In the past, we may have run ethernet over coaxial cables, but these days most modern Ethernet networks will be using twisted pair cabling or fiber optic. If you’re running 100 megabit Ethernet over twisted pair cables, then you are using 100BASE-TX. You’ll sometimes hear this referred to as fast Ethernet, which is what we called 100 megabit when it was released after using 10 megabit Ethernet for so long.
100BASE-TX uses category 5 or better twisted pair copper cabling, and it uses two of the pair that are inside of that cable. It does not use all four pair to communicate. And the maximum length of a cable run for the 100BASE-TX standard is 100 meters in length.
Moving up from 100 megabit Ethernet, we move into gigabit Ethernet or 1000 megabit. The standard for gigabit Ethernet that most people are using is 1000BASE-T. 1000BASE-T gigabit Ethernet runs over category 5 twisted pair cable or better. If you look at the EIA TIA standard, you’ll see that category three, four, and five cable is deprecated. So usually the minimum cable that you’ll find available to run for 1000BASE-T is category 5e.
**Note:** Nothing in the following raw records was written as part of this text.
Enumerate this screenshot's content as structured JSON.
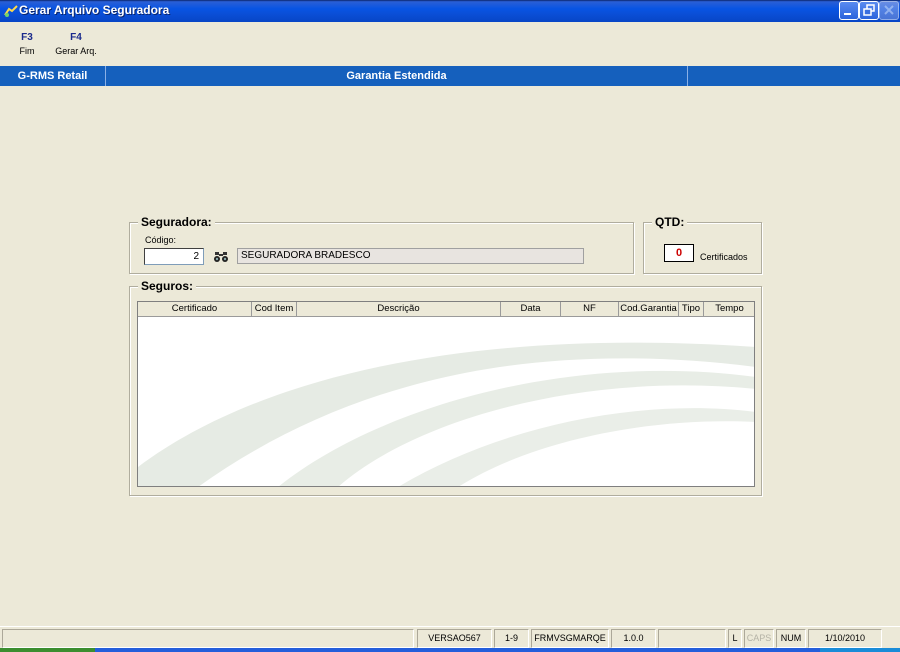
{
  "window": {
    "title": "Gerar Arquivo Seguradora"
  },
  "toolbar": {
    "items": [
      {
        "key": "F3",
        "label": "Fim"
      },
      {
        "key": "F4",
        "label": "Gerar Arq."
      }
    ]
  },
  "header": {
    "app_name": "G-RMS Retail",
    "screen_title": "Garantia Estendida"
  },
  "seguradora": {
    "title": "Seguradora:",
    "codigo_label": "Código:",
    "codigo_value": "2",
    "nome_value": "SEGURADORA BRADESCO"
  },
  "qtd": {
    "title": "QTD:",
    "value": "0",
    "label": "Certificados"
  },
  "seguros": {
    "title": "Seguros:",
    "columns": [
      "Certificado",
      "Cod Item",
      "Descrição",
      "Data",
      "NF",
      "Cod.Garantia",
      "Tipo",
      "Tempo"
    ],
    "rows": []
  },
  "statusbar": {
    "panels": [
      "",
      "VERSAO567",
      "1-9",
      "FRMVSGMARQE",
      "1.0.0",
      "",
      "L",
      "CAPS",
      "NUM",
      "1/10/2010"
    ]
  },
  "colors": {
    "header_bar": "#1560bd",
    "qtd_value": "#cc0000",
    "toolbar_key": "#1a2a8c"
  }
}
And instead of using the two pairs that we used for 100 megabit Ethernet, our 1000BASE-T gig Ethernet requires that we use all four pairs inside of that twisted pair of cabling. If you need to run Ethernet pass that 100 meter limitation for copper cabling, then you’ll probably want to connect equipment using fiber. And of course, there are gigabit Ethernet standards for fiber optics.
One of these standards is 1000BASE-SX. This is gigabit Ethernet running at 1000 megabits per second using what’s called NIR or near infrared light bandwidth. The standard commonly uses multi-mode fiber as it’s physical medium, so we can extend this Ethernet connection generally 220 to about 500 meters in length depending on the type of fiber that we’re using.
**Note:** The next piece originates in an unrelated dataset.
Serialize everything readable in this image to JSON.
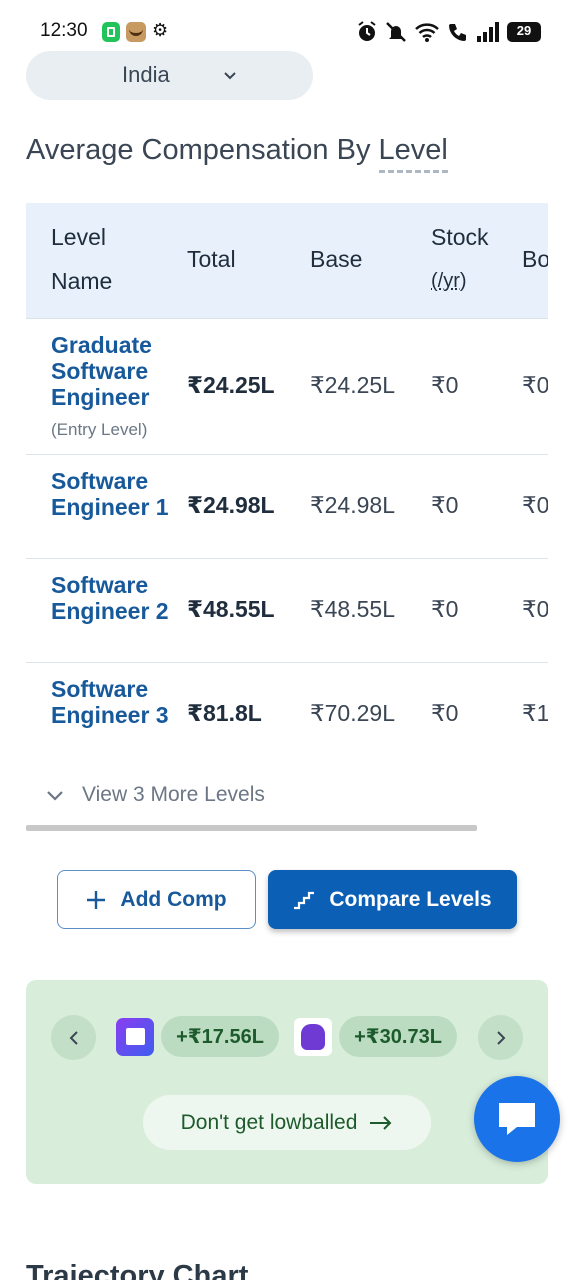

For much longer ethernet connections, you may want to use 1000BASE-LX, which is gig Ethernet using a long wave length laser. You could run 1000BASE-LX over multi-mode fiber, and you get about 550 meters in length. But if you really need to extend the length up to five kilometers, you can use 1000BASE-LX over single mode fiber.
If you’re really looking to push the throughput of copper cabling, you can run 10 gig Ethernet over copper or the 10GBASE-T standard. This uses frequencies up to 500 megahertz inside of this cable, which is well above what we use for our gig Ethernet connections of 125 megahertz. Because of that, we will need cable that’s specifically designed to support these higher frequencies.
So for 10GBASE-T, you’ll be able to get 55 meters in length. If you’re using cat 6 cable, you can upgrade to category 6, which stands for augmented, if you need to go to 100 meters. And if you need additional shielding from interference, you can choose a category 7 cable that is shielding not only the entire cable itself, but each individual pairs of wire.